1. Florida Gulf Coast first held classes in 1997. While the university was first established in 1991, due to construction delays it was not officially opened until 1997. Some of us have cars older than this school, and it still has five years before it will be able to legally drink.

2. Half of FGCU’s housing lends itself to water sports. North Lake Village, one of FGCU’s two housing villages, overlooks a lake, which allows students to take part in waterskiing, boating, and other aquatic activities during Florida’s perpetual summer weather. Yeah, that’s pretty cool, but they probably don’t have touch screens in their visitor center to enjoy during subzero temperatures.

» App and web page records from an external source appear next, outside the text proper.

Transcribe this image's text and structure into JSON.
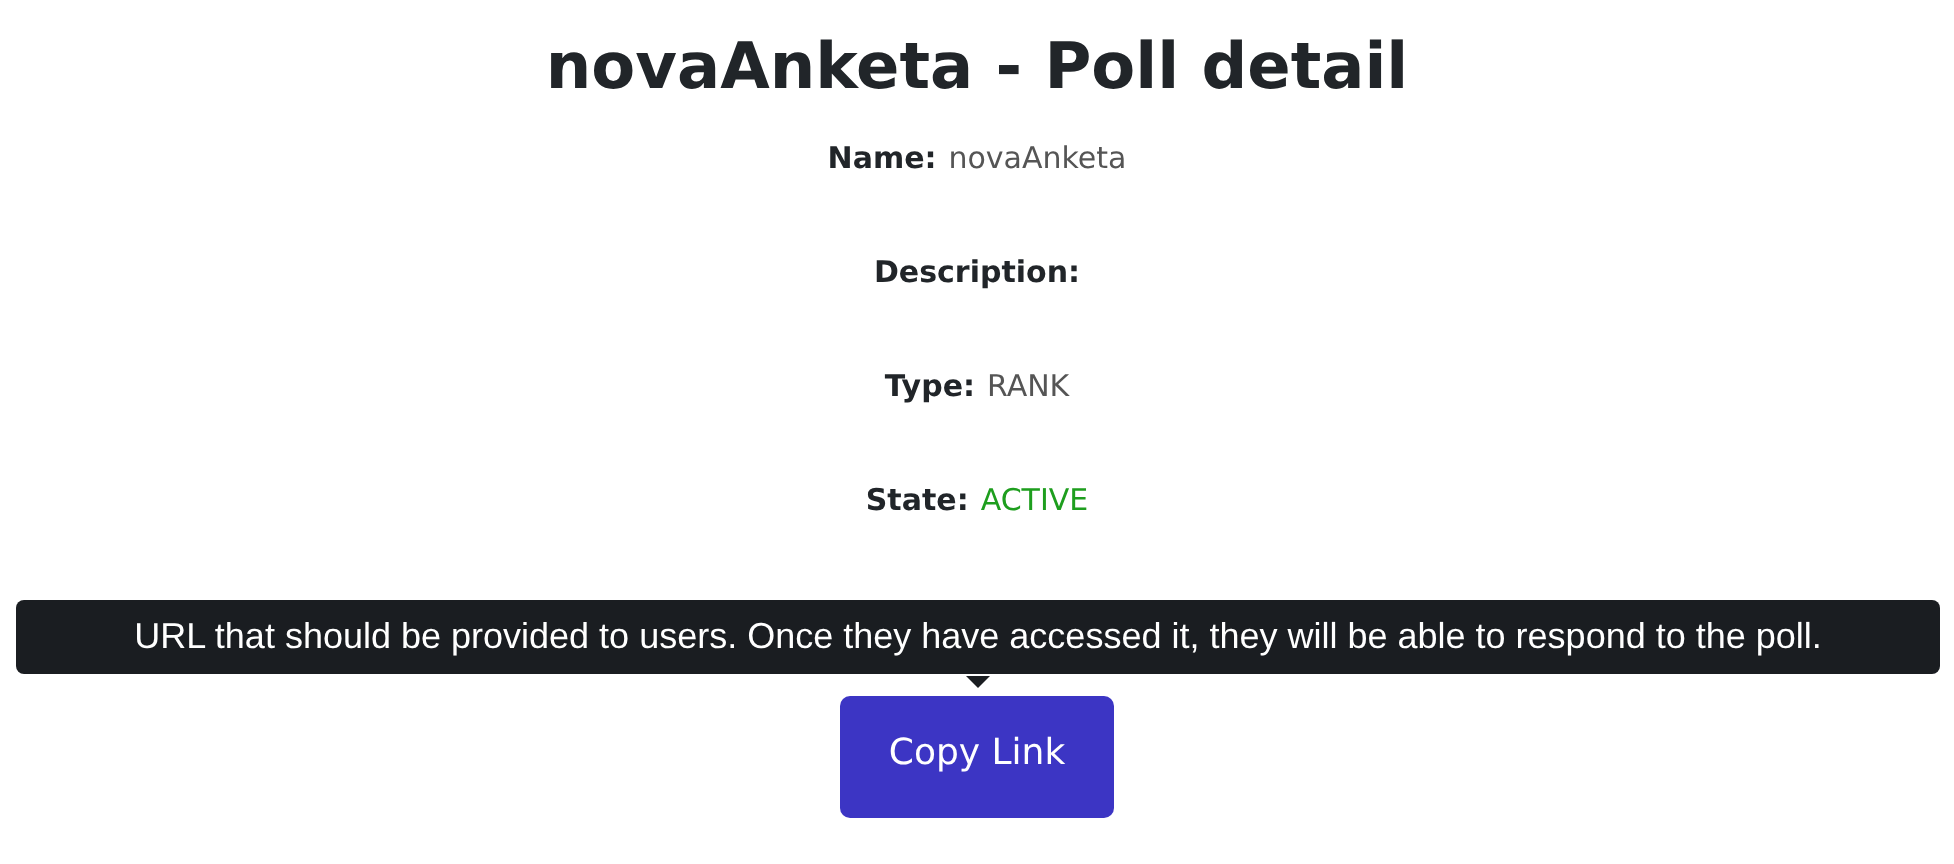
{
  "title": "novaAnketa - Poll detail",
  "fields": [
    {
      "label": "Name:",
      "value": "novaAnketa",
      "color": "#555555"
    },
    {
      "label": "Description:"
    },
    {
      "label": "Type:",
      "value": "RANK",
      "color": "#555555"
    },
    {
      "label": "State:",
      "value": "ACTIVE",
      "color": "#1e9e1e"
    }
  ],
  "tooltip": "URL that should be provided to users. Once they have accessed it, they will be able to respond to the poll.",
  "button": "Copy Link"
}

3. FGCU offers a Bachelor of Science degree in Golf Management. This program, one of only 20 accredited nationally by PGA of America, offers courses such as Turfgrass Management, Golf Facility Operations, and Golf Course Ownership. Students must complete the university’s requirements, PGA requirements, and 16 months of internship in order to be considered for Class A PGA membership after graduation. Here’s to hoping that fishing your ball out of the water and maintaining your cool in a sand trap are part of the curriculum.

4. FGCU boasts a professional monster truck driver as one of its notable alumni. Courtney Jolly, a former professional monster truck driver and beauty queen, turned pro while attending FGCU. She drove the Pastrana 199 truck, and was called “the Danica Patrick of the monster truck circuit” by Monster Jam Senior Director of Operation Mike Wales. FGCU sees your school’s CEOs and company presidents, and raises it to the extreme.

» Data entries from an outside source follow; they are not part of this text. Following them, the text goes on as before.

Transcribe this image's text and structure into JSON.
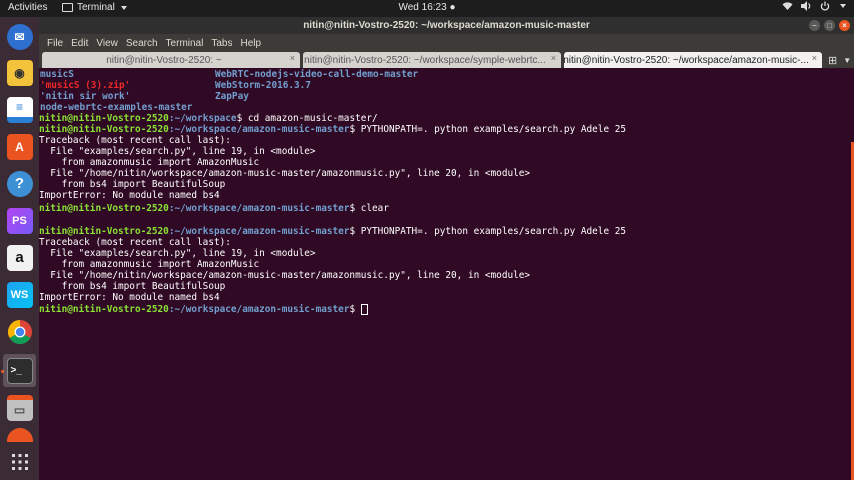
{
  "panel": {
    "activities": "Activities",
    "app_name": "Terminal",
    "clock": "Wed 16:23 ●"
  },
  "window": {
    "title": "nitin@nitin-Vostro-2520: ~/workspace/amazon-music-master",
    "menu": [
      "File",
      "Edit",
      "View",
      "Search",
      "Terminal",
      "Tabs",
      "Help"
    ],
    "tabs": [
      {
        "label": "nitin@nitin-Vostro-2520: ~"
      },
      {
        "label": "nitin@nitin-Vostro-2520: ~/workspace/symple-webrtc..."
      },
      {
        "label": "nitin@nitin-Vostro-2520: ~/workspace/amazon-music-..."
      }
    ]
  },
  "dock": [
    {
      "name": "thunderbird-icon",
      "color": "#2f6fcf"
    },
    {
      "name": "rhythmbox-icon",
      "color": "#f3c33c"
    },
    {
      "name": "libreoffice-writer-icon",
      "color": "#2a7fd4"
    },
    {
      "name": "ubuntu-software-icon",
      "color": "#e95420"
    },
    {
      "name": "help-icon",
      "color": "#3d8fd6"
    },
    {
      "name": "phpstorm-icon",
      "color": "#b345f1"
    },
    {
      "name": "amazon-icon",
      "color": "#f2f2f2"
    },
    {
      "name": "webstorm-icon",
      "color": "#1ea2ef"
    },
    {
      "name": "chrome-icon",
      "color": "#4caf50"
    },
    {
      "name": "terminal-icon",
      "color": "#2d2d2d"
    },
    {
      "name": "files-icon",
      "color": "#c0c0c0"
    },
    {
      "name": "partial-icon",
      "color": "#e95420"
    }
  ],
  "terminal": {
    "ls": {
      "left": [
        "musicS",
        "'musicS (3).zip'",
        "'nitin sir work'",
        "node-webrtc-examples-master"
      ],
      "right": [
        "WebRTC-nodejs-video-call-demo-master",
        "WebStorm-2016.3.7",
        "ZapPay"
      ]
    },
    "user": "nitin@nitin-Vostro-2520",
    "home_path": ":~/workspace",
    "path": ":~/workspace/amazon-music-master",
    "cmd_cd": "$ cd amazon-music-master/",
    "cmd_run": "$ PYTHONPATH=. python examples/search.py Adele 25",
    "cmd_clear": "$ clear",
    "prompt_end": "$ ",
    "traceback": [
      "Traceback (most recent call last):",
      "  File \"examples/search.py\", line 19, in <module>",
      "    from amazonmusic import AmazonMusic",
      "  File \"/home/nitin/workspace/amazon-music-master/amazonmusic.py\", line 20, in <module>",
      "    from bs4 import BeautifulSoup",
      "ImportError: No module named bs4"
    ]
  }
}
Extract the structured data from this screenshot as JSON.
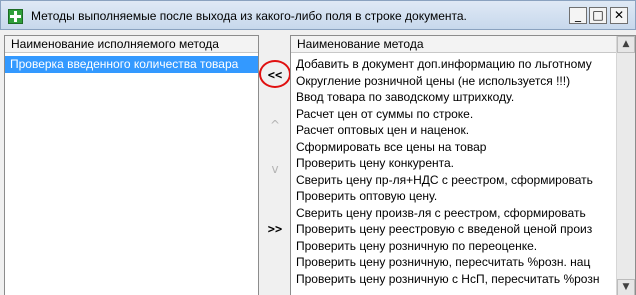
{
  "window": {
    "title": "Методы выполняемые после выхода из какого-либо поля в строке  документа.",
    "icon": "app-plus-icon",
    "controls": {
      "minimize": "_",
      "maximize": "□",
      "close": "✕"
    }
  },
  "left_list": {
    "header": "Наименование исполняемого метода",
    "items": [
      "Проверка введенного количества товара"
    ],
    "selected_index": 0
  },
  "buttons": {
    "move_left": "<<",
    "up": "^",
    "down": "v",
    "move_right": ">>"
  },
  "right_list": {
    "header": "Наименование метода",
    "items": [
      "Добавить в документ доп.информацию по льготному",
      "Округление розничной цены (не используется !!!)",
      "Ввод товара по заводскому штрихкоду.",
      "Расчет цен от суммы по строке.",
      "Расчет оптовых цен и наценок.",
      "Сформировать все цены на товар",
      "Проверить цену конкурента.",
      "Сверить цену пр-ля+НДС с реестром, сформировать",
      "Проверить оптовую цену.",
      "Сверить цену произв-ля с реестром, сформировать",
      "Проверить цену реестровую с введеной ценой произ",
      "Проверить цену розничную по переоценке.",
      "Проверить цену розничную, пересчитать %розн. нац",
      "Проверить цену розничную с НсП, пересчитать %розн"
    ]
  },
  "scrollbar": {
    "up_arrow": "▲",
    "down_arrow": "▼"
  },
  "colors": {
    "selection": "#3399ff",
    "highlight_ring": "#e01010"
  }
}
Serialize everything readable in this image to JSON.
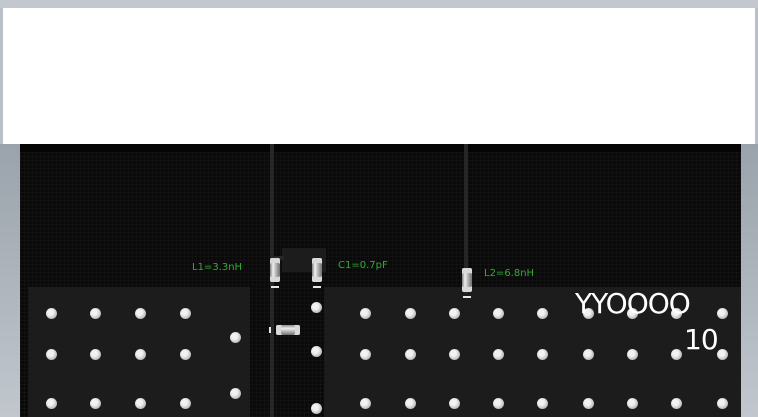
{
  "components": {
    "l1": "L1=3.3nH",
    "c1": "C1=0.7pF",
    "l2": "L2=6.8nH"
  },
  "silkscreen": {
    "line1": "YYOOOO",
    "line2": "10"
  },
  "colors": {
    "board": "#0a0a0a",
    "label": "#2fae2f",
    "silkscreen": "#ffffff",
    "panel": "#ffffff"
  }
}
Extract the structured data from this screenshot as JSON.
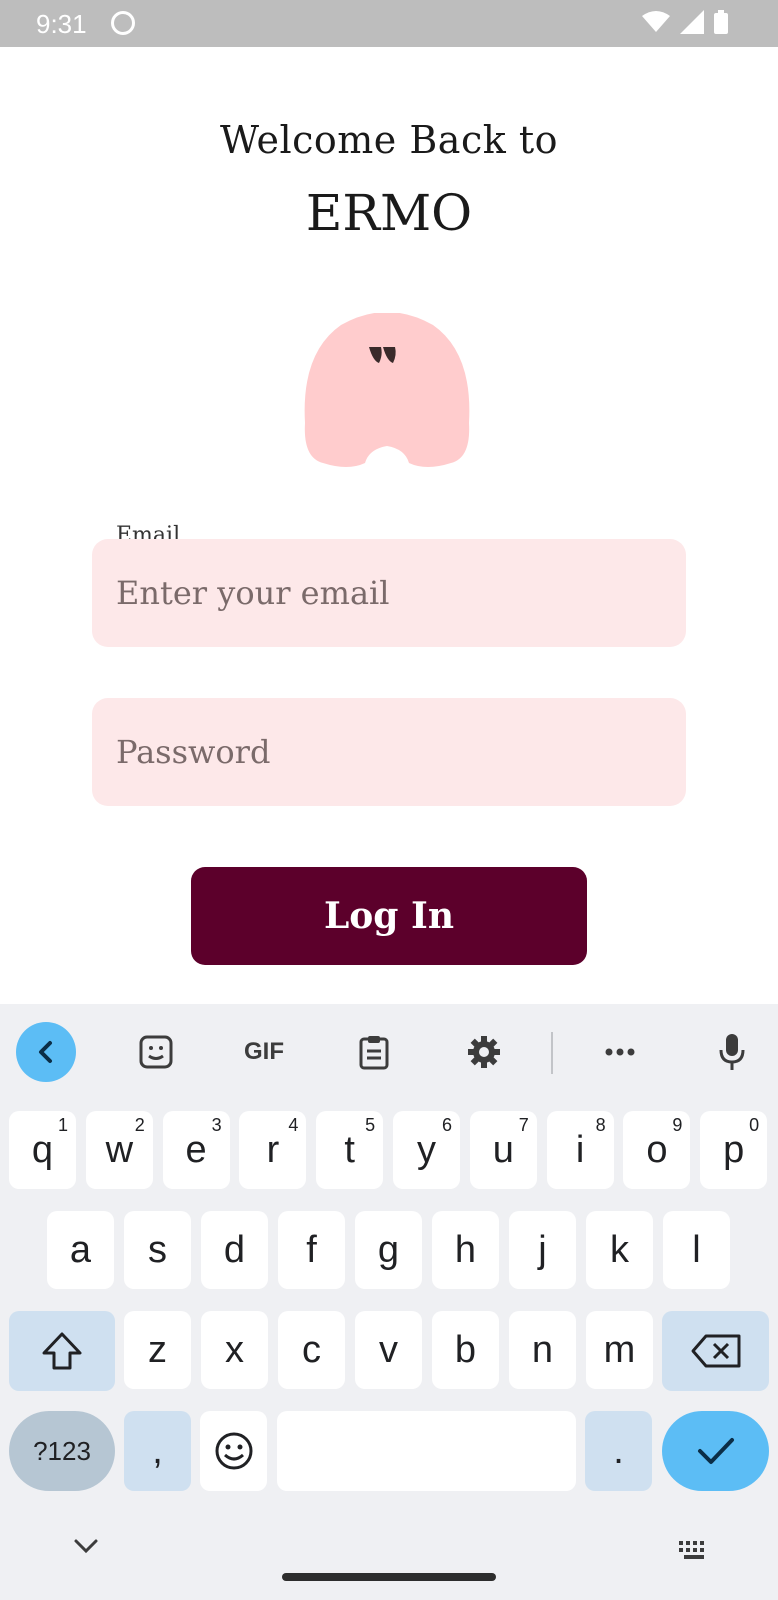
{
  "status_bar": {
    "time": "9:31"
  },
  "header": {
    "welcome": "Welcome Back to",
    "brand": "ERMO"
  },
  "form": {
    "email_label": "Email",
    "email_placeholder": "Enter your email",
    "password_placeholder": "Password",
    "login_label": "Log In"
  },
  "colors": {
    "brand_dark": "#5c002b",
    "field_bg": "#fde8e9",
    "mascot": "#ffcccd",
    "kb_accent": "#5cbdf5"
  },
  "keyboard": {
    "toolbar": {
      "gif_label": "GIF"
    },
    "row1": [
      {
        "k": "q",
        "n": "1"
      },
      {
        "k": "w",
        "n": "2"
      },
      {
        "k": "e",
        "n": "3"
      },
      {
        "k": "r",
        "n": "4"
      },
      {
        "k": "t",
        "n": "5"
      },
      {
        "k": "y",
        "n": "6"
      },
      {
        "k": "u",
        "n": "7"
      },
      {
        "k": "i",
        "n": "8"
      },
      {
        "k": "o",
        "n": "9"
      },
      {
        "k": "p",
        "n": "0"
      }
    ],
    "row2": [
      "a",
      "s",
      "d",
      "f",
      "g",
      "h",
      "j",
      "k",
      "l"
    ],
    "row3": [
      "z",
      "x",
      "c",
      "v",
      "b",
      "n",
      "m"
    ],
    "sym_label": "?123",
    "comma": ",",
    "period": "."
  }
}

5. Their basketball coach is married to a former model. Andy Enfield, the basketball coach behind FGCU’s Cinderella run, is married to Amanda Marcum, a former supermodel who has posed for Maxim, Elle, and Vogue, as well as ads for Victoria’s Secret. Marcum no longer models, as she is focused on her marriage and family. It’s so hard sometimes not to feel sorry for Andy Enfield, coaching an impossibly successful D1 basketball team while being married to a supermodel.

6. FGCU’s basketball team is the first number 15 seed to advance to the Sweet Sixteen. While this may not come as a surprise to anyone who followed the tournament closely, for reference FGCU started out in Division II 11 years ago, and achieved Division I status as recently as 2007. Not bad for a Division I program that would be entering Kindergarten; talk about big man in the sandbox.

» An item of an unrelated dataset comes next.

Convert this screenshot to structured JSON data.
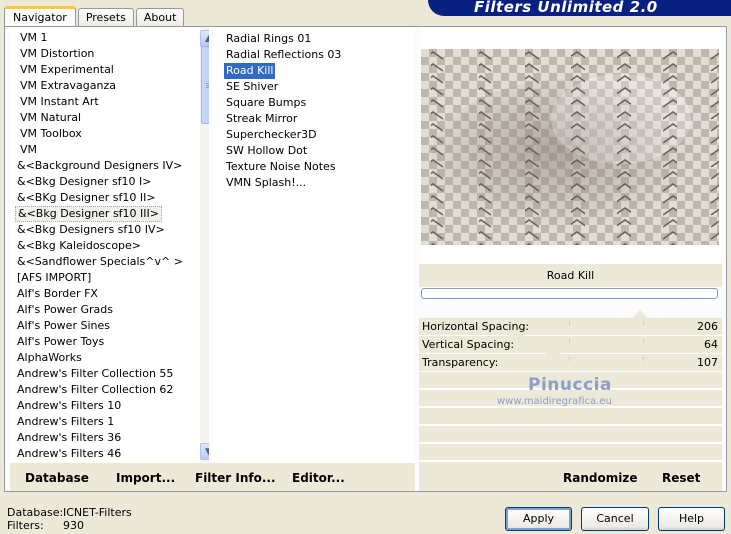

7. Coach Enfield emphasizes fun in practice. According to a Yahoo article, Andy Enfield limits gym time to less than two hours, and “emphasizes fun and focus.” Whereas most teams are constantly drilling, Enfield prefers to see his players go hard for smaller amounts of time, the same way they would in a real basketball game.